6 Steps When a Loved One Passes

marriage and family

When a loved one goes home to the Lord, it’s often a time of great confusion, as well as grief. What needs to be done, and when? Simply making funeral arrangements can be difficult enough, but then there’s an estate to settle, and many find themselves unprepared. 

Before we get to the financial steps you should take when a spouse or other loved one passes, there’s a very important spiritual step to take— prayer. You should always invite God to be a part of your financial affairs and decisions, but especially now as you begin the process of settling your loved one’s estate.

It is enough simply to pray for wisdom in this challenging time. James 1:5 teaches, “If any of you lacks wisdom, let him ask God, who gives generously to all without reproach, and it will be given him. 

Romans 8:28 reveals just how much the Lord wants to guide and strengthen you. It reads, “The Spirit helps us in our weakness. For we do not know what to pray for as we ought, but the Spirit himself intercedes for us with groanings too deep for words.”

After a time of prayer, you’ll feel more confident and ready to take on the challenge of settling your loved one’s estate. Here are the 6 steps you need to take:

1. Get a copy of the death certificate.

This is the legal record of your loved one’s death. It’s usually prepared by a medical examiner and provided to you by the funeral home you’re using for the burial. You may also obtain a copy at your county vital records office.

It may take a few weeks to obtain the death certificate, but if you haven’t received one by that time, contact the funeral home or records office to check on it. You must have a copy of this document to begin the other steps in this process and it’s especially important if you’re the executor of the estate because most of the actions you’ll take require a copy of the death certificate.

2. Once you have that document, you can take it and a copy of the will down to your county probate office and file a petition to begin the probate process.

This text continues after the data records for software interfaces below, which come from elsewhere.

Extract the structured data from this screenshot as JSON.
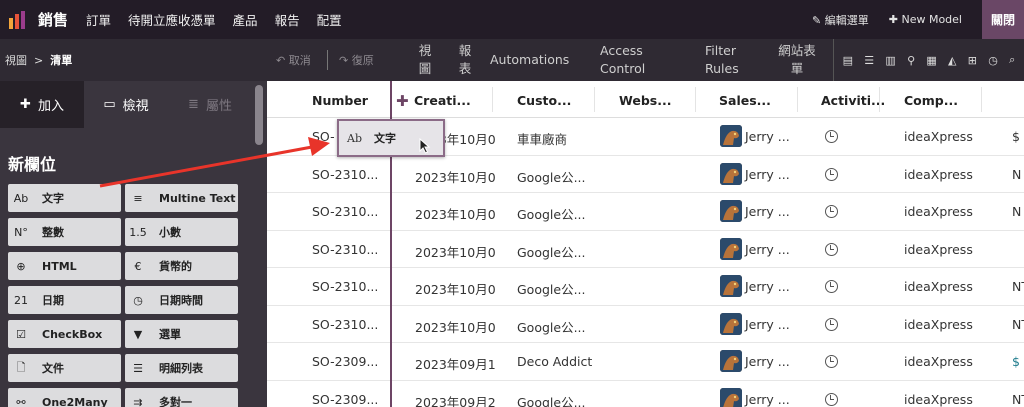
{
  "topnav": {
    "app_name": "銷售",
    "menu": [
      "訂單",
      "待開立應收憑單",
      "產品",
      "報告",
      "配置"
    ],
    "edit_menu": "編輯選單",
    "new_model": "New Model",
    "close": "關閉"
  },
  "controlbar": {
    "breadcrumb_root": "視圖",
    "breadcrumb_sep": ">",
    "breadcrumb_current": "清單",
    "undo": "取消",
    "redo": "復原",
    "views_label": "視\n圖",
    "reports_label": "報\n表",
    "automations": "Automations",
    "access_control": "Access\nControl",
    "filter_rules": "Filter\nRules",
    "website_form": "網站表\n單"
  },
  "sidebar": {
    "tabs": [
      {
        "icon": "plus-icon",
        "label": "加入"
      },
      {
        "icon": "monitor-icon",
        "label": "檢視"
      },
      {
        "icon": "list-icon",
        "label": "屬性"
      }
    ],
    "section_title": "新欄位",
    "fields": [
      {
        "icon": "Ab",
        "label": "文字"
      },
      {
        "icon": "≡",
        "label": "Multine Text"
      },
      {
        "icon": "N°",
        "label": "整數"
      },
      {
        "icon": "1.5",
        "label": "小數"
      },
      {
        "icon": "⊕",
        "label": "HTML"
      },
      {
        "icon": "€",
        "label": "貨幣的"
      },
      {
        "icon": "21",
        "label": "日期"
      },
      {
        "icon": "◷",
        "label": "日期時間"
      },
      {
        "icon": "☑",
        "label": "CheckBox"
      },
      {
        "icon": "▼",
        "label": "選單"
      },
      {
        "icon": "🗋",
        "label": "文件"
      },
      {
        "icon": "☰",
        "label": "明細列表"
      },
      {
        "icon": "⚯",
        "label": "One2Many"
      },
      {
        "icon": "⇉",
        "label": "多對一"
      }
    ]
  },
  "table": {
    "columns": [
      "Number",
      "Creati...",
      "Custo...",
      "Webs...",
      "Sales...",
      "Activiti...",
      "Comp..."
    ],
    "rows": [
      {
        "number": "SO-",
        "date": "2023年10月0",
        "customer": "車車廠商",
        "sales": "Jerry ...",
        "company": "ideaXpress",
        "amount": "$"
      },
      {
        "number": "SO-2310...",
        "date": "2023年10月0",
        "customer": "Google公...",
        "sales": "Jerry ...",
        "company": "ideaXpress",
        "amount": "N"
      },
      {
        "number": "SO-2310...",
        "date": "2023年10月0",
        "customer": "Google公...",
        "sales": "Jerry ...",
        "company": "ideaXpress",
        "amount": "N"
      },
      {
        "number": "SO-2310...",
        "date": "2023年10月0",
        "customer": "Google公...",
        "sales": "Jerry ...",
        "company": "ideaXpress",
        "amount": ""
      },
      {
        "number": "SO-2310...",
        "date": "2023年10月0",
        "customer": "Google公...",
        "sales": "Jerry ...",
        "company": "ideaXpress",
        "amount": "NT"
      },
      {
        "number": "SO-2310...",
        "date": "2023年10月0",
        "customer": "Google公...",
        "sales": "Jerry ...",
        "company": "ideaXpress",
        "amount": "NT"
      },
      {
        "number": "SO-2309...",
        "date": "2023年09月1",
        "customer": "Deco Addict",
        "sales": "Jerry ...",
        "company": "ideaXpress",
        "amount": "$"
      },
      {
        "number": "SO-2309...",
        "date": "2023年09月2",
        "customer": "Google公...",
        "sales": "Jerry ...",
        "company": "ideaXpress",
        "amount": "NT"
      }
    ]
  },
  "drag_ghost": {
    "icon": "Ab",
    "label": "文字"
  },
  "colors": {
    "topnav": "#231c27",
    "controlbar": "#2f2a33",
    "sidebar": "#3a353e",
    "accent": "#6d4565",
    "arrow": "#e8342a"
  }
}
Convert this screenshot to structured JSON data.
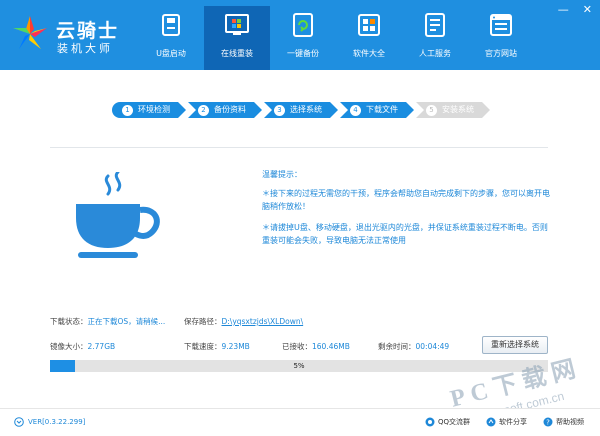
{
  "app": {
    "title": "云骑士",
    "subtitle": "装机大师"
  },
  "nav": [
    {
      "label": "U盘启动",
      "icon": "usb-icon"
    },
    {
      "label": "在线重装",
      "icon": "windows-icon",
      "active": true
    },
    {
      "label": "一键备份",
      "icon": "backup-icon"
    },
    {
      "label": "软件大全",
      "icon": "software-icon"
    },
    {
      "label": "人工服务",
      "icon": "service-icon"
    },
    {
      "label": "官方网站",
      "icon": "website-icon"
    }
  ],
  "window": {
    "minimize": "—",
    "close": "✕"
  },
  "steps": [
    {
      "num": "1",
      "label": "环境检测"
    },
    {
      "num": "2",
      "label": "备份资料"
    },
    {
      "num": "3",
      "label": "选择系统"
    },
    {
      "num": "4",
      "label": "下载文件"
    },
    {
      "num": "5",
      "label": "安装系统"
    }
  ],
  "tips": {
    "title": "温馨提示：",
    "items": [
      "＊接下来的过程无需您的干预，程序会帮助您自动完成剩下的步骤，您可以离开电脑稍作放松！",
      "＊请拔掉U盘、移动硬盘，退出光驱内的光盘，并保证系统重装过程不断电。否则重装可能会失败，导致电脑无法正常使用"
    ]
  },
  "status": {
    "download_label": "下载状态：",
    "download_value": "正在下载OS，请稍候...",
    "path_label": "保存路径：",
    "path_value": "D:\\yqsxtzjds\\XLDown\\",
    "image_size_label": "镜像大小：",
    "image_size_value": "2.77GB",
    "speed_label": "下载速度：",
    "speed_value": "9.23MB",
    "received_label": "已接收：",
    "received_value": "160.46MB",
    "remaining_label": "剩余时间：",
    "remaining_value": "00:04:49",
    "reselect_button": "重新选择系统"
  },
  "progress": {
    "percent": 5,
    "label": "5%"
  },
  "footer": {
    "version": "VER[0.3.22.299]",
    "links": [
      {
        "label": "QQ交流群",
        "icon": "qq-icon"
      },
      {
        "label": "软件分享",
        "icon": "share-icon"
      },
      {
        "label": "帮助视频",
        "icon": "help-icon"
      }
    ]
  },
  "watermark": {
    "text": "PC下载网",
    "url": "www.pcsoft.com.cn"
  },
  "colors": {
    "header": "#1f8fe0",
    "active_nav": "#0f66b5",
    "accent": "#1e88d8",
    "step_disabled": "#d9d9d9"
  }
}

If you’re the executor, you can then begin carrying out the deceased’s last wishes as specified in the will.

If there is no will, things get more complicated. You’ll still take the death certificate to probate court and petition the court to begin the probate process. You can also request to be named administrator of the estate, but there’s no guarantee the court will honor that request.

The probate court will then decide, according to state law, how the deceased estate will be divided up among the heirs. You may want to have an estate attorney help you through the process of distributing the assets. We recommend getting someone with the Certified Kingdom Advisor® designation.

3. Next you notify the deceased’s financial institutions and advisors.

If your loved one had a financial advisor, that person can be a huge help in determining what assets are involved. You can also check the current balances when you notify financial institutions of your loved one’s death.

You may discover that some assets can pass directly to beneficiaries without going through probate. Check with administrators of retirement and standard brokerage accounts for transfer on death or TOD instructions. For banks, check for payable on death or POD instructions. You’ll probably have to provide a copy of the death certificate to get the funds released. 

You should also notify the three credit reporting agencies, Equifax, Transunion and Experian of your loved one’s passing. Again, you’ll need the death certificate. They will close those accounts. Get copies of the reports and check to make sure everything is in order and that there are no fraudulent accounts or transactions.


4. Contact the deceased’s life insurance company or companies.

You’ll need the death certificate here, too. Also, cancel other types of insurance, such as auto or disability that are no longer needed.

5. Notify any affected government agencies.

Interestingly, the funeral director often notifies Social Security of a decedent’s death. Check to confirm that has happened and also notify Medicare and the Veterans Administration if necessary.

6. Get started on the deceased final taxes.

You should seriously consider bringing in a CPA to help you with this. This process is likely to be far more complicated than your regular, annual tax filings. Again, we recommend getting someone with the CKA® designation.

This seems like a lot to do, but you can get through it if you take it one step at a time and ask for help along the way as you need it. Remember to pray for guidance and know that you are never alone. Romans 13:5 assures you, “Never will I leave you; never will I forsake you.”

About the author: Rob West is CEO of FaithFi, a nonprofit organization dedicated to teaching others how to integrate their faith and finances. He is also the CEO of Kingdom Advisors, a professional association promoting the integration of a biblical worldview into financial practices.